PROBLEM STATEMENT
Read the data, and whenever a line holds the word "icon", report that line.

Page and application data records:
***
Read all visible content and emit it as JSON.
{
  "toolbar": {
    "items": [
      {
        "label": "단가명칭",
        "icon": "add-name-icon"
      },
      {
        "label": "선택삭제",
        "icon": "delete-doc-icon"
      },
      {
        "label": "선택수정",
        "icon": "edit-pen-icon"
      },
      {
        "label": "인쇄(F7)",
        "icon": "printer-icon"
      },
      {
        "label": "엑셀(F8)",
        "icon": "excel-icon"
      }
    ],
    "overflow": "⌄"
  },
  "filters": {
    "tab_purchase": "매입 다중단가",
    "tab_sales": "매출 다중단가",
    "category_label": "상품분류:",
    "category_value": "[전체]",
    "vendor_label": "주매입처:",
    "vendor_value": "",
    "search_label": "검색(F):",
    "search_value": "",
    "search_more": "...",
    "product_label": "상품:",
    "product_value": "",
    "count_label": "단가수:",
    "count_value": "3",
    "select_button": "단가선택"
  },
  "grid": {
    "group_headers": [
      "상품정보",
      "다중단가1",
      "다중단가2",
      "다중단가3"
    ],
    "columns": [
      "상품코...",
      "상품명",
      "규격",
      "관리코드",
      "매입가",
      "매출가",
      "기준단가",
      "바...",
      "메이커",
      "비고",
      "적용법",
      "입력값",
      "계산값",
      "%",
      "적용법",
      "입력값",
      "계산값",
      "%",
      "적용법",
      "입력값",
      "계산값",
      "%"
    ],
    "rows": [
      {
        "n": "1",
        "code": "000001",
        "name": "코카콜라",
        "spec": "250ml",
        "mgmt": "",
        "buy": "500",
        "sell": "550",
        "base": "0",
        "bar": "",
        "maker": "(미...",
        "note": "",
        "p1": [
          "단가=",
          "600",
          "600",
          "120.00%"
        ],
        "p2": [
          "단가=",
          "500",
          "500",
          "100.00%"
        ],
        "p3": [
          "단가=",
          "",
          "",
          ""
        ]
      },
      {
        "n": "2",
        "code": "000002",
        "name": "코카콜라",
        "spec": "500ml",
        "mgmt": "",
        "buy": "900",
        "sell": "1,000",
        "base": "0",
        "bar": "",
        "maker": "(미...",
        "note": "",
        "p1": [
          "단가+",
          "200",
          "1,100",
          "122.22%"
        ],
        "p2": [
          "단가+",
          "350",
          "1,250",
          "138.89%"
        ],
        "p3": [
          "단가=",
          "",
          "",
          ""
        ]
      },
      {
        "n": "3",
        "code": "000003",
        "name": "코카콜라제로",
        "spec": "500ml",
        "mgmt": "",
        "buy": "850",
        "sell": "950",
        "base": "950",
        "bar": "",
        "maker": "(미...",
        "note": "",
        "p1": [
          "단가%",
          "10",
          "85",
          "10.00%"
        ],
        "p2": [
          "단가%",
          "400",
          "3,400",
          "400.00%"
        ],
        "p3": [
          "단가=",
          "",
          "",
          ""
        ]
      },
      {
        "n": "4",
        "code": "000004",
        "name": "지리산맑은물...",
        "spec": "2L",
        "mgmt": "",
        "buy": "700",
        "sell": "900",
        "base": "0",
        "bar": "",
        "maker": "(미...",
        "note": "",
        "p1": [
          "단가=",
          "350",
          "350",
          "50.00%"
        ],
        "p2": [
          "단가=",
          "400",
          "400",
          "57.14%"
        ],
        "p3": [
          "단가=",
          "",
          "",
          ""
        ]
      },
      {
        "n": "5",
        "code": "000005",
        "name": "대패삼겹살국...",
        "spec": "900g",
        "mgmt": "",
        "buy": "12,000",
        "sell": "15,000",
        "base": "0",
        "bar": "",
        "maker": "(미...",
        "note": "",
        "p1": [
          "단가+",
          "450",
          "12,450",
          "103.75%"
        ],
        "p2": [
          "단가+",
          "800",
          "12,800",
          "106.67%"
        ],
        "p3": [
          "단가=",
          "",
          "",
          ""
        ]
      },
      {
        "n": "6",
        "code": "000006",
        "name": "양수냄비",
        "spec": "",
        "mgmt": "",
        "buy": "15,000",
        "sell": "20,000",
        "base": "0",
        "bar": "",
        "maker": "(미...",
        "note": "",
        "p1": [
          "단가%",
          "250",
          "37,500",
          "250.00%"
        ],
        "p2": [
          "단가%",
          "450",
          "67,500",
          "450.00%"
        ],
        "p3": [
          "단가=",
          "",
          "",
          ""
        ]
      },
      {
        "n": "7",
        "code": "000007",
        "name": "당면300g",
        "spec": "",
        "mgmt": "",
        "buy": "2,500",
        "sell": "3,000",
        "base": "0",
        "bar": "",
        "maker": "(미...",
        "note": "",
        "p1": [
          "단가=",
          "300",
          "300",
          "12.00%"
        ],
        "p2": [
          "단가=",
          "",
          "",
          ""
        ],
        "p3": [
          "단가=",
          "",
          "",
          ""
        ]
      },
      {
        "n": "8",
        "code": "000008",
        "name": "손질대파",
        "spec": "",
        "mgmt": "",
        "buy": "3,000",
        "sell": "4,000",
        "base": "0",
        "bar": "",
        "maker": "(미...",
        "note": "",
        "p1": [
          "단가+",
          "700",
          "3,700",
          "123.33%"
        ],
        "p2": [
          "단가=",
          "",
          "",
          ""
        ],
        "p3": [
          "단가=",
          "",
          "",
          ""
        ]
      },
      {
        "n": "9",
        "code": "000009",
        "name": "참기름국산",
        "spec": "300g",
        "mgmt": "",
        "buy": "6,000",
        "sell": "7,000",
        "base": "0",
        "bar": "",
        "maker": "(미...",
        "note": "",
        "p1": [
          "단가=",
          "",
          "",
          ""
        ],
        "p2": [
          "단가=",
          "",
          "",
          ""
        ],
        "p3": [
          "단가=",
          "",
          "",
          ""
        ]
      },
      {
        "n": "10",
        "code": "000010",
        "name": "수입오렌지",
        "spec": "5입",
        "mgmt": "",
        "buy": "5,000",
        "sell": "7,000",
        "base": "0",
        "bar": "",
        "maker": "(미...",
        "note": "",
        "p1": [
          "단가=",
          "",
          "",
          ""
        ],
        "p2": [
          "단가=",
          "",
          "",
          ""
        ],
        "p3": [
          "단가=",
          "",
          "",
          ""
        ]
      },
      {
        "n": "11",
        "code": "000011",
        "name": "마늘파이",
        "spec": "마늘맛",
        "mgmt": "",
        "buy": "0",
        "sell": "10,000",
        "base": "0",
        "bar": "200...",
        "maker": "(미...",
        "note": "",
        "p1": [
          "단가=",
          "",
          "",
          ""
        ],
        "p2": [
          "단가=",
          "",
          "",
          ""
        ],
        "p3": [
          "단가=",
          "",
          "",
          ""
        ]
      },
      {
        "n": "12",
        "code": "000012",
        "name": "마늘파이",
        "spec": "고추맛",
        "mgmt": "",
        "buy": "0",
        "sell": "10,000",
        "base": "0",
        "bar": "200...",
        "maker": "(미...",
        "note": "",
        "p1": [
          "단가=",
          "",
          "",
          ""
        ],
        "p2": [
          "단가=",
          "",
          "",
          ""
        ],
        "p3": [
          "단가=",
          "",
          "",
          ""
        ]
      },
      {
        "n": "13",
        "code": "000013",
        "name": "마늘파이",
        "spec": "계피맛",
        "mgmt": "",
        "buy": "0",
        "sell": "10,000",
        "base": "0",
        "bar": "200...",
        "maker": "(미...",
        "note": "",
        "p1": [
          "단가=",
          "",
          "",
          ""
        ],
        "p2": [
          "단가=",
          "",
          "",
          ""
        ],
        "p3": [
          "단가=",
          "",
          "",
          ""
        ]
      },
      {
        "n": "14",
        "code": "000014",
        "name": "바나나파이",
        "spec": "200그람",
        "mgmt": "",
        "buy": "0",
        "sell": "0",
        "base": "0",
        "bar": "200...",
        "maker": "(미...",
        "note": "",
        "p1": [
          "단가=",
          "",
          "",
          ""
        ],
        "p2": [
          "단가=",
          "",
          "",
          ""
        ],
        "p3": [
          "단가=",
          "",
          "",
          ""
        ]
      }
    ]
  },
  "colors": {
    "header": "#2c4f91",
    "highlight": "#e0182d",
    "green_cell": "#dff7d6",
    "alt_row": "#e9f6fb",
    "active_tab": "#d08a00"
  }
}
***
TASK OUTPUT
        "icon": "add-name-icon"
        "icon": "delete-doc-icon"
        "icon": "edit-pen-icon"
        "icon": "printer-icon"
        "icon": "excel-icon"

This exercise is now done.